EDP Sciences
Free access
Volume 497, Number 2, April II 2009
Page(s) 351 - 358
Section Extragalactic astronomy
DOI http://dx.doi.org/10.1051/0004-6361/200811032
Published online 18 February 2009
A&A 497, 351-358 (2009)
DOI: 10.1051/0004-6361/200811032

Ionised carbon and galaxy activity

S. J. Curran

School of Physics, University of New South Wales, Sydney NSW 2052, Australia
    e-mail: sjc@phys.unsw.edu.au

Received 25 September 2008 / Accepted 3 February 2009

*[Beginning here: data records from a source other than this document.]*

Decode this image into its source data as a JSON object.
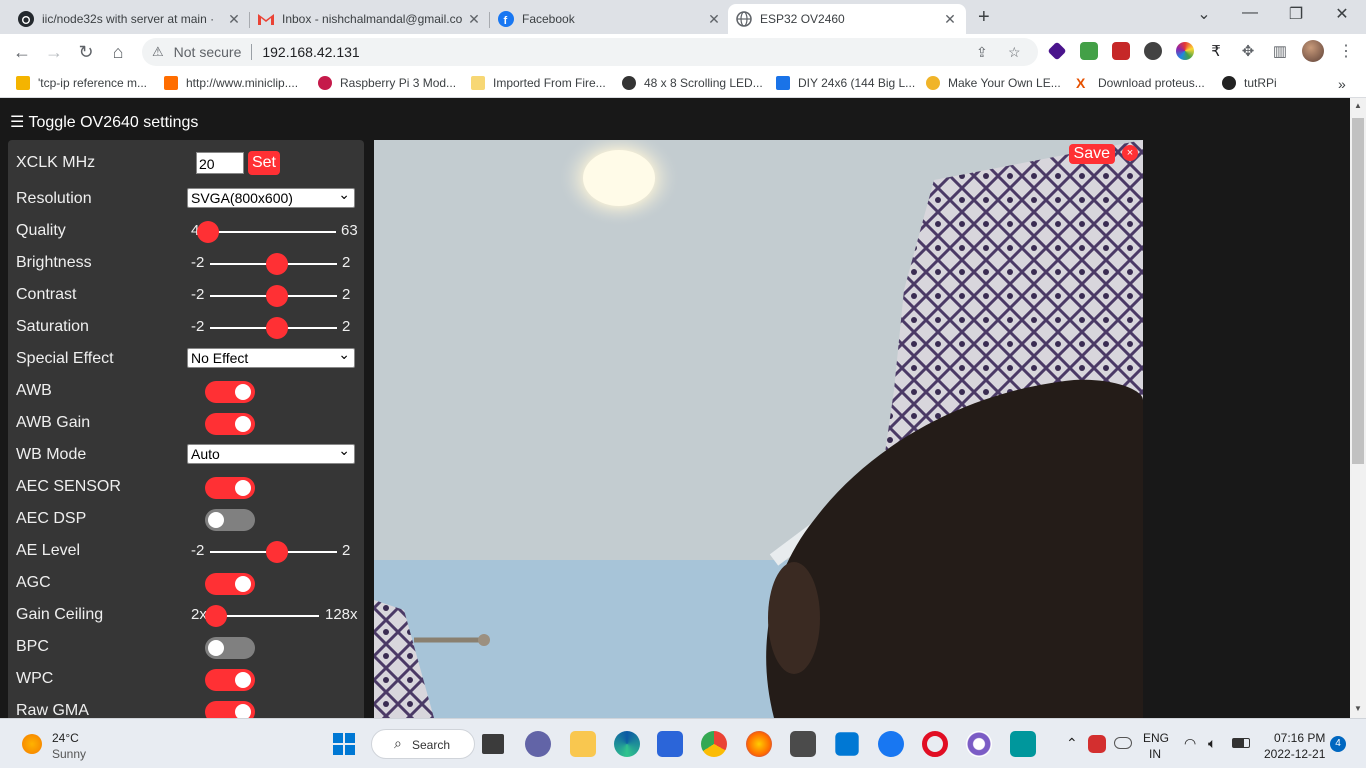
{
  "browser": {
    "tabs": [
      {
        "title": "iic/node32s with server at main ·",
        "icon": "github-icon",
        "active": false
      },
      {
        "title": "Inbox - nishchalmandal@gmail.co",
        "icon": "gmail-icon",
        "active": false
      },
      {
        "title": "Facebook",
        "icon": "facebook-icon",
        "active": false
      },
      {
        "title": "ESP32 OV2460",
        "icon": "globe-icon",
        "active": true
      }
    ],
    "new_tab": "+",
    "address": {
      "security": "Not secure",
      "url": "192.168.42.131"
    },
    "bookmarks": [
      {
        "label": "'tcp-ip reference m...",
        "color": "#f4b400"
      },
      {
        "label": "http://www.miniclip....",
        "color": "#ff6d00"
      },
      {
        "label": "Raspberry Pi 3 Mod...",
        "color": "#c51a4a"
      },
      {
        "label": "Imported From Fire...",
        "color": "#f7d774"
      },
      {
        "label": "48 x 8 Scrolling LED...",
        "color": "#333333"
      },
      {
        "label": "DIY 24x6 (144 Big L...",
        "color": "#1a73e8"
      },
      {
        "label": "Make Your Own LE...",
        "color": "#f0b429"
      },
      {
        "label": "Download proteus...",
        "color": "#e65100"
      },
      {
        "label": "tutRPi",
        "color": "#222222"
      }
    ],
    "more_bookmarks": "»"
  },
  "page": {
    "toggle_label": "Toggle OV2640 settings",
    "xclk": {
      "label": "XCLK MHz",
      "value": "20",
      "button": "Set"
    },
    "resolution": {
      "label": "Resolution",
      "value": "SVGA(800x600)"
    },
    "quality": {
      "label": "Quality",
      "min": "4",
      "max": "63",
      "level": 0.0
    },
    "brightness": {
      "label": "Brightness",
      "min": "-2",
      "max": "2",
      "level": 0.5
    },
    "contrast": {
      "label": "Contrast",
      "min": "-2",
      "max": "2",
      "level": 0.5
    },
    "saturation": {
      "label": "Saturation",
      "min": "-2",
      "max": "2",
      "level": 0.5
    },
    "special_effect": {
      "label": "Special Effect",
      "value": "No Effect"
    },
    "awb": {
      "label": "AWB",
      "on": true
    },
    "awb_gain": {
      "label": "AWB Gain",
      "on": true
    },
    "wb_mode": {
      "label": "WB Mode",
      "value": "Auto"
    },
    "aec_sensor": {
      "label": "AEC SENSOR",
      "on": true
    },
    "aec_dsp": {
      "label": "AEC DSP",
      "on": false
    },
    "ae_level": {
      "label": "AE Level",
      "min": "-2",
      "max": "2",
      "level": 0.5
    },
    "agc": {
      "label": "AGC",
      "on": true
    },
    "gain_ceiling": {
      "label": "Gain Ceiling",
      "min": "2x",
      "max": "128x",
      "level": 0.0
    },
    "bpc": {
      "label": "BPC",
      "on": false
    },
    "wpc": {
      "label": "WPC",
      "on": true
    },
    "raw_gma": {
      "label": "Raw GMA",
      "on": true
    },
    "stream": {
      "save": "Save",
      "close": "×"
    },
    "accent_color": "#ff3034"
  },
  "taskbar": {
    "weather": {
      "temp": "24°C",
      "condition": "Sunny"
    },
    "search": "Search",
    "lang": {
      "line1": "ENG",
      "line2": "IN"
    },
    "clock": {
      "time": "07:16 PM",
      "date": "2022-12-21"
    },
    "notifications": "4"
  }
}
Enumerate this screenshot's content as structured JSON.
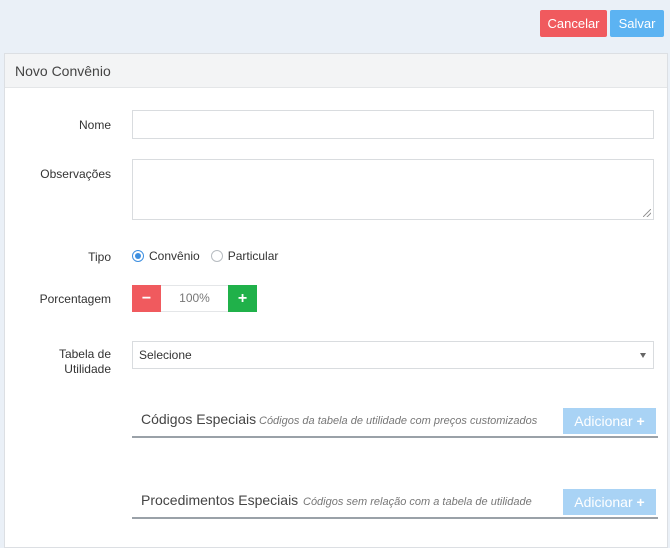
{
  "topbar": {
    "cancel_label": "Cancelar",
    "save_label": "Salvar"
  },
  "panel": {
    "title": "Novo Convênio"
  },
  "form": {
    "nome_label": "Nome",
    "nome_value": "",
    "observacoes_label": "Observações",
    "observacoes_value": "",
    "tipo_label": "Tipo",
    "tipo_options": [
      "Convênio",
      "Particular"
    ],
    "tipo_selected": "Convênio",
    "porcentagem_label": "Porcentagem",
    "porcentagem_minus": "−",
    "porcentagem_value": "100%",
    "porcentagem_plus": "+",
    "tabela_label_line1": "Tabela de",
    "tabela_label_line2": "Utilidade",
    "tabela_selected": "Selecione"
  },
  "sections": [
    {
      "title": "Códigos Especiais",
      "subtitle": "Códigos da tabela de utilidade com preços customizados",
      "add_label": "Adicionar",
      "add_icon": "+"
    },
    {
      "title": "Procedimentos Especiais",
      "subtitle": "Códigos sem relação com a tabela de utilidade",
      "add_label": "Adicionar",
      "add_icon": "+"
    }
  ],
  "colors": {
    "danger": "#f05a5e",
    "primary": "#5cb3f2",
    "success": "#20b14a",
    "accent": "#3d8fe0"
  }
}
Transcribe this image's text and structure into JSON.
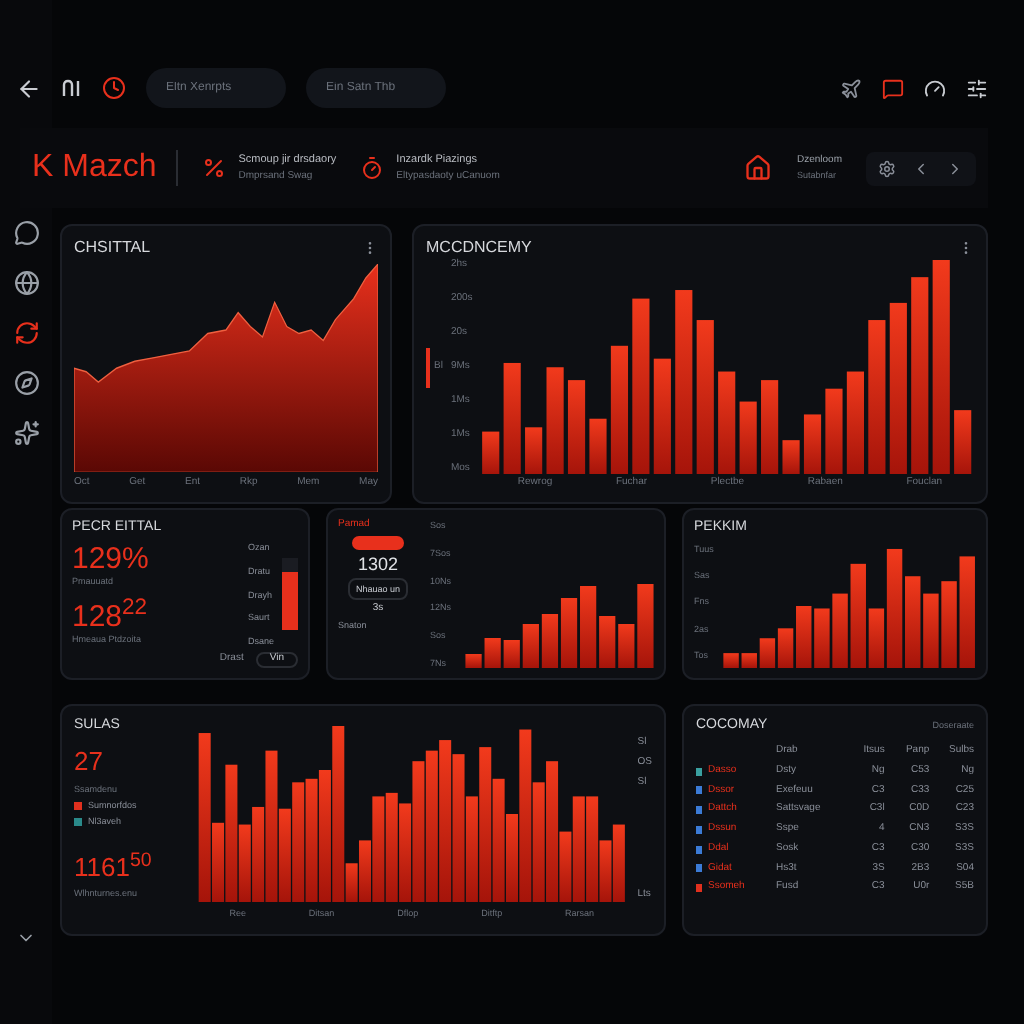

We investigate the possibility that the decrease in the relative luminosity of the 158 $\mu$m [C II] line with the far-infrared luminosity in extragalactic sources stems from a stronger contribution from the heated dust emission in the more distant sources. Because these surveys are flux limited in nature, the luminosity of the detected objects increases with distance. However, the [C II] luminosity does not climb as steeply as that of the far-infrared, giving the decline in the $L_{\rm
[CII]}/L_{\rm FIR}$ ratio with $L_{\rm FIR}$. Investigating this further, we find that the [C II] luminosity exhibits similar drops as measured against the carbon monoxide and radio continuum luminosities. The former may indicate that at higher luminosities a larger fraction of the carbon is locked up in the form of molecules and/or that the CO line radiation also contributes to the cooling, done mainly by the [C II] line at low luminosities. The latter hints at increased activity in these galaxies at greater distances, so we suggest that, in addition to an underlying heating of the dust by a stellar population, there is also heating of the embedded dusty torus by the ultra-violet emission from the active nucleus, resulting in an excess in the far-infrared emission from the more luminous objects.

Key words: galaxies: evolution -- galaxies: ISM -- galaxies: high-redshift -- quasars: emission lines -- cosmonology: observations

© ESO 2009